WHAT THE EXERCISE ASKS
Scan the entries for lines with the word "subtitle" and copy those lines.

──────── DATA TO PROCESS ────────

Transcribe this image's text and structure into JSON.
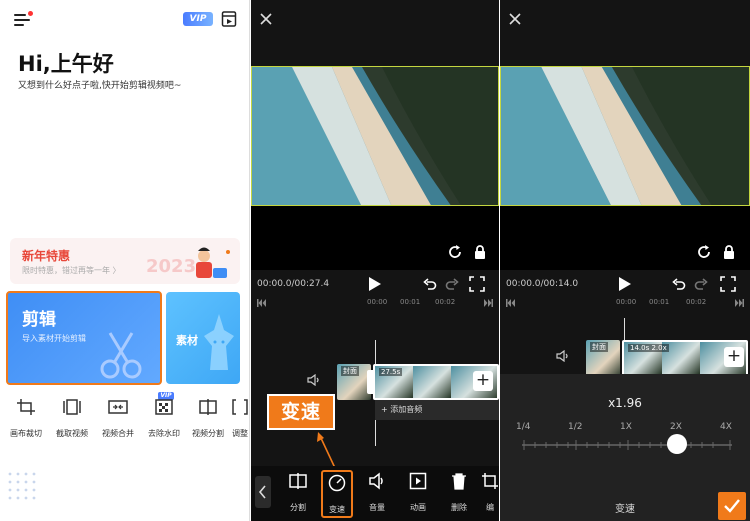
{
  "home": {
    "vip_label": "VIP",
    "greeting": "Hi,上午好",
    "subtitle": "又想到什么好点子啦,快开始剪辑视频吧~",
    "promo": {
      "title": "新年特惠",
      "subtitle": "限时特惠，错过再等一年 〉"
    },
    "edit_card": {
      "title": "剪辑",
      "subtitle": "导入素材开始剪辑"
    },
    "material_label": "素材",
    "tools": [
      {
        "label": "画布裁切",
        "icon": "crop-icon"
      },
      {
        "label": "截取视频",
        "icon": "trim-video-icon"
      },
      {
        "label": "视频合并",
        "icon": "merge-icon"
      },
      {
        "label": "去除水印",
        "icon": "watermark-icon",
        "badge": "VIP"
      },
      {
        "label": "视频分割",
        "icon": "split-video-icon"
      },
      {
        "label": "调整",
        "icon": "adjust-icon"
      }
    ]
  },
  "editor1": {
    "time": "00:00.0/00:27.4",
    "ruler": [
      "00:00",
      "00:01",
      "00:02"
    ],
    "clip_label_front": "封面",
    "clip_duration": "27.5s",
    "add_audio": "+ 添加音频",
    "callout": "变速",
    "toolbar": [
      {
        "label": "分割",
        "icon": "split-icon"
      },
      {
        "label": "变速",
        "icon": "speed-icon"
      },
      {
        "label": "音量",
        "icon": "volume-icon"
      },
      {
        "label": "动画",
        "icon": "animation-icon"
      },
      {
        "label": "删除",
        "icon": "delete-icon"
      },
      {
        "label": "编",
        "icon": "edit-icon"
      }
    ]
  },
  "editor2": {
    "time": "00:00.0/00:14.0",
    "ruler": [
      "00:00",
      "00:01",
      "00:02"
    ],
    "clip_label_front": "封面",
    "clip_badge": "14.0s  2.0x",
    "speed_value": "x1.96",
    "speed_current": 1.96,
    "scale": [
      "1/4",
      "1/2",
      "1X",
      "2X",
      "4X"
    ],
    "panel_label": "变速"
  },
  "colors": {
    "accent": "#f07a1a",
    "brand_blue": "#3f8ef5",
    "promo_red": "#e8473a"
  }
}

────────

RESULT OF THIS TASK
    "subtitle": "又想到什么好点子啦,快开始剪辑视频吧~",
      "subtitle": "限时特惠，错过再等一年 〉"
      "subtitle": "导入素材开始剪辑"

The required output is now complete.